Jim Rogers: The market is looking ahead. What I do in this environment is I sell. I'm short the Diamonds (DIA) and I've been selling all over the world.

Tom Dorsey: I looked at the chemical sector and found one I think is a winner. That stock is Praxair (PX) and it has all of the five attributes we require to buy a stock.

Head to Head

Bob Sellers: Should victim's families of the September 11th attacks accept a government payout of over a million dollars? Or are they doing a service to themselves and the country to reject that offer and instead sue airlines and others to get answers, and maybe a lot more money?

Christopher Wolf: They will have a simpler process to follow if they take the millions from the government. They simply fill out a form and they don't have to go through the rigors of a trial. And while I'm a trial lawyer and litigator, I think it's the worst thing for my clients to go through. It can be a very draining and emotional process.

Mary Schiavo: It's a very difficult time for these families but I think it's very presumptive to put what they want and their feelings on to these families. These families have had two years to decide that this is the right move for them. And for people like Mr. Wolf to say, 'Oh, it's too much for them. They should just take the money from the government and move on,' remember his firm represents the general contractor on the World Trade Center and GMAC, the largest mortgage holder on the World Trade Center. When the families come to me and say this is what they want and that they did not get a National Transportation Board investigation as to what happened, I am happy to do that because they deserve that.

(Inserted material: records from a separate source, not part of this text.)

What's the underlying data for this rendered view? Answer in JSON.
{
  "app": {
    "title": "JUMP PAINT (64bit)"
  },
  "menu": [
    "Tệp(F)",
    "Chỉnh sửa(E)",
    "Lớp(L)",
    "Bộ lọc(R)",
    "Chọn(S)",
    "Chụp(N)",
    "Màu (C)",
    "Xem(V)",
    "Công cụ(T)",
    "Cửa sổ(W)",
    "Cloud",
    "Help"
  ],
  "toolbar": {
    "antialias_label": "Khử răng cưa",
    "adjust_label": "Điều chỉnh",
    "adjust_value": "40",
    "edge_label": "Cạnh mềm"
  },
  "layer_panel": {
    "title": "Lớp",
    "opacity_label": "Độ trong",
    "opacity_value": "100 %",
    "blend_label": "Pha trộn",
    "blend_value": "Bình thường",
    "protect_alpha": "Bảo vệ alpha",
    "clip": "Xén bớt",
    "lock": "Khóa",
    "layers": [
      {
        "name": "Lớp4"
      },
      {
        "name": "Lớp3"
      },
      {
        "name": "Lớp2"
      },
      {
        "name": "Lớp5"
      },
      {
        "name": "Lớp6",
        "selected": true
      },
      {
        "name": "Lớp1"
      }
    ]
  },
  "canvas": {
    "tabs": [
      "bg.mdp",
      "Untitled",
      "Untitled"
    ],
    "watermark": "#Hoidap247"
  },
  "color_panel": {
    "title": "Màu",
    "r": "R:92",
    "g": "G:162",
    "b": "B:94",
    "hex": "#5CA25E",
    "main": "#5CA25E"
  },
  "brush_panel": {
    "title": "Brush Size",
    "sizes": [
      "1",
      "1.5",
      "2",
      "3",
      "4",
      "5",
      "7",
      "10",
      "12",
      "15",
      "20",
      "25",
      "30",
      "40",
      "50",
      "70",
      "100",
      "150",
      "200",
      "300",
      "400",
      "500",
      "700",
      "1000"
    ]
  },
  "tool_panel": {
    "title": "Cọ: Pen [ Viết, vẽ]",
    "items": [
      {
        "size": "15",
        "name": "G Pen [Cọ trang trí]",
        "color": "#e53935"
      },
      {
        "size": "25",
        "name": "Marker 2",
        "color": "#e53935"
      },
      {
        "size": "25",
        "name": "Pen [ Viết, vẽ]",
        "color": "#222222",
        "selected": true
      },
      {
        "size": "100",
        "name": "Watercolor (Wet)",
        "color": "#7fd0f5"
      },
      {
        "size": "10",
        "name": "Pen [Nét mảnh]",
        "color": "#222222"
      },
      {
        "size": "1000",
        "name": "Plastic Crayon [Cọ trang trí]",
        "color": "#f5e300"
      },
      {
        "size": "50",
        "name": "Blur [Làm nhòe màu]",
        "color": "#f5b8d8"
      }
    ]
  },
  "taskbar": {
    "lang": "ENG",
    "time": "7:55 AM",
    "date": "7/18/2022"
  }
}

Christopher Wolf : They're going to be rewarded anything from $1.5 and $5 million. Do you know that there are still victims of the Korean Airlines crash who are still being paid? There are a lot of people to blame for 9-11 from the CIA to immigration. Mary herself has written about it. The trial will be an absolute circus trying to figure out who ought to pay.

Mary Schiavo: There's needs to be some truth checking here. The families are not seeking any specified dollar amount. And the only circus atmosphere is coming from claims filed by people like Mr. Wolf's clients. GMAC has filed a series of cases including accusing one of their other corporate actors of using the money they made in insurance to lobby for legislation to hurt the families and decrease their ability to seek their justice in the court. Most of what has slowed these procedures down have been claims filed by corporate defendants. We finished the Alaskan Airlines trial in under three and a half years. Another truth check is that families can recover as little as $250,000 from the fund, while businesses are seeking $40 billion.

Christopher Wolf: Mary is in the business to get clients so she can get a third of the recovery. That's not going to happen in the claims process.

Mary Schiavo: All I can say is GMAC is fighting for the billions to take it away from the families. We will recover and we will get our answers, which is the most important thing.

FOX on the Spot

Meredith Whitney: Nasdaq drops this Summer then tops 2000.

Ben Stein: Market stalls or falls for rest of the year.

Tom Dorsey: Buy treasuries for quick bounce & profits!

Gregg Hymowitz: Return of 30-year treasury hurts bond market.

Jim Rogers: Sell Russia! Scams send Russian stocks south.